The Cobb in Lyme Regis
This location is for all the Jane Austen fans who will no doubt recognise this location from Persuasion. While it’s not recommended to frolic around like Louisa Musgrove, who jumps down the steps and gets a concussion, The Cobb has magnificent views of Lyme Bay and the English Channel.
A picnic atop the prehistoric hillfort of Hambledon Hill will give you the most stunning views of the Blackmore Vale bellow. Moreover, as this iron age fort is also a National Nature Reserve, there will be plenty of flowers to enjoy from Spring through Summer, and the hills tend to come alive with a diverse range of butterfly species around this time too.
This famous location along the stunning Jurassic Coast is often voted the best picnic spot in the country, so it is quite likely that many people will travel down to this beach to marvel at the natural limestone arch when lockdown fully lifts. So, with Spring just around the corner and the weather sure to start warming up, now is the opportune time to picnic at Durdle Door before it becomes one of the hottest tourist spots in the country again.
If you’re a history buff, why not take a spot of lunch in the shadow of the dramatic ruin of Corfe Castle that was built by William the Conqueror in the 11th Century.
Views of the Castle ruins are best appreciated from either the East Hill or the grounds around the Castle itself. The National Trust owns the Castle, so charges to visit will apply if you are not a member, but the view is well worth a visit.

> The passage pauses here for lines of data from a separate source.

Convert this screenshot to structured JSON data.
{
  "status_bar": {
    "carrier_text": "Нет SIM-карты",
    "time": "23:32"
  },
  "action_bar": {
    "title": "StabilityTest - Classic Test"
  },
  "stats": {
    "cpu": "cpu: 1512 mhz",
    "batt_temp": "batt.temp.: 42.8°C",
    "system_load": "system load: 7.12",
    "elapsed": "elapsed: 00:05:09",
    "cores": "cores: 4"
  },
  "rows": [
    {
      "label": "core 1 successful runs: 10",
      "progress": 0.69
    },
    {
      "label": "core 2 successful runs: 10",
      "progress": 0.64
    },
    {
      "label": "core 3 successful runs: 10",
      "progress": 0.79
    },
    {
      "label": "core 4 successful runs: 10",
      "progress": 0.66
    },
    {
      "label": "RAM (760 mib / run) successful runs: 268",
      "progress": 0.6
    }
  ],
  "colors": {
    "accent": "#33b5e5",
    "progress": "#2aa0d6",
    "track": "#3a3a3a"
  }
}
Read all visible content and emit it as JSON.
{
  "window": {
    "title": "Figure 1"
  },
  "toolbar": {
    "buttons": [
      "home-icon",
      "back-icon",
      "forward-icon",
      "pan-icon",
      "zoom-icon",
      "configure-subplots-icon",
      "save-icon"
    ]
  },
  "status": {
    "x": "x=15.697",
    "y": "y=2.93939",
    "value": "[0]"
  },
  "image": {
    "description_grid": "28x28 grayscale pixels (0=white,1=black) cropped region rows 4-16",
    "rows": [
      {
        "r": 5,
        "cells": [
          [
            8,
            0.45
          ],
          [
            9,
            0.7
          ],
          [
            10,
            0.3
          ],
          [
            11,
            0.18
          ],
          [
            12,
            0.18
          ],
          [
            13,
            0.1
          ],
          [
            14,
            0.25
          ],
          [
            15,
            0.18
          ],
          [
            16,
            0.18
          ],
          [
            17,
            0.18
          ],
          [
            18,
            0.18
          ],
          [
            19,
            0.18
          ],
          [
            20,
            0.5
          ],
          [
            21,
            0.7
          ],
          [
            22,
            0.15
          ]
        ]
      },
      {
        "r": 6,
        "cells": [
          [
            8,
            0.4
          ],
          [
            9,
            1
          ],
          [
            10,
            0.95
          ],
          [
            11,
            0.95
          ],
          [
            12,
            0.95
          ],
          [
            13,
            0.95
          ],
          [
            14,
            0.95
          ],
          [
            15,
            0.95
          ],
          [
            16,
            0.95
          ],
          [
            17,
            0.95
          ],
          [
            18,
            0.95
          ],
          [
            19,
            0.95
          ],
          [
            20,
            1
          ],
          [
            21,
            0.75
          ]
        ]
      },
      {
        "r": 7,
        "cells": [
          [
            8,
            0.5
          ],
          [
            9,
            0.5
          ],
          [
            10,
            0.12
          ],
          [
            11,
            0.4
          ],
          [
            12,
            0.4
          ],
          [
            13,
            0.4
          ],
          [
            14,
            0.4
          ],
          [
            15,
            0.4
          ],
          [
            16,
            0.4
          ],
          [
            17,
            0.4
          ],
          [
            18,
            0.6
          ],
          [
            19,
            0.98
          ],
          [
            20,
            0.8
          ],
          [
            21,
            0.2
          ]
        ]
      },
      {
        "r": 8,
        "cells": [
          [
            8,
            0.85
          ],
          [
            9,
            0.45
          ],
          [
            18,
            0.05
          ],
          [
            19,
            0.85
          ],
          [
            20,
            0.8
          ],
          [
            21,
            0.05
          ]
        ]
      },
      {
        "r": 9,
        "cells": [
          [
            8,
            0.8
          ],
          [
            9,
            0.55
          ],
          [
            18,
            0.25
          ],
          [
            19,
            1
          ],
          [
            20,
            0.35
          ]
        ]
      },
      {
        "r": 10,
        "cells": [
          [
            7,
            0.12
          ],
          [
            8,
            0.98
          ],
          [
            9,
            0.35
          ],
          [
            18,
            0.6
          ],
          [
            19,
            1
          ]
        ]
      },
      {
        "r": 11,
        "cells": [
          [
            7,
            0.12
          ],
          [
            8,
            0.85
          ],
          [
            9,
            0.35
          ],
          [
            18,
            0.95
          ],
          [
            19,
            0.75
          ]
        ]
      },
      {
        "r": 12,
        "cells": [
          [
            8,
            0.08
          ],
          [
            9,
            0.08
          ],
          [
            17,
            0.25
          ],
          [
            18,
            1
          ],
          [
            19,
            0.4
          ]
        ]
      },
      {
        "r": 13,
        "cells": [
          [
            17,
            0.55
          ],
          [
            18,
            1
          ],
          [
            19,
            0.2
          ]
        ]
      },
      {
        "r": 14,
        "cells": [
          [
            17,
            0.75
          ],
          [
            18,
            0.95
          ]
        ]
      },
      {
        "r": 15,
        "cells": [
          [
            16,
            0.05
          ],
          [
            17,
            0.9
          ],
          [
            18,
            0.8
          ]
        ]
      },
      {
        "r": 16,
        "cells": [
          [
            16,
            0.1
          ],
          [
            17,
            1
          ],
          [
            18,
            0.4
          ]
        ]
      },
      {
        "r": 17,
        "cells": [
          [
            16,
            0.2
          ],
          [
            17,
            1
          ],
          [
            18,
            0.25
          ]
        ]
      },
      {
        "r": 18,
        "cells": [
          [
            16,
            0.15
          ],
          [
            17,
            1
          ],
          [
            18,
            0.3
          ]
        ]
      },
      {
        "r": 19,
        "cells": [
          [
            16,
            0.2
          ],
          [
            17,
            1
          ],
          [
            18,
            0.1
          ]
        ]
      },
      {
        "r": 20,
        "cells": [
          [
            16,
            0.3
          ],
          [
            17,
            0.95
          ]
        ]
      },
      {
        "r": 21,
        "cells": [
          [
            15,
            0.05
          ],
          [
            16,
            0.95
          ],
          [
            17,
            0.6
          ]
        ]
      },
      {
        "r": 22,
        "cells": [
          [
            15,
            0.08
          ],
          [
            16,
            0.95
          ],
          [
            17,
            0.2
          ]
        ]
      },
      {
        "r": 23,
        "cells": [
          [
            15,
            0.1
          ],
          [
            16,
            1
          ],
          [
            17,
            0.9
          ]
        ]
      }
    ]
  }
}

Dramatic cliff edges and a gloriously sandy beach makes this location practically perfect for a delicious picnic and perhaps an afternoon dip in the sea.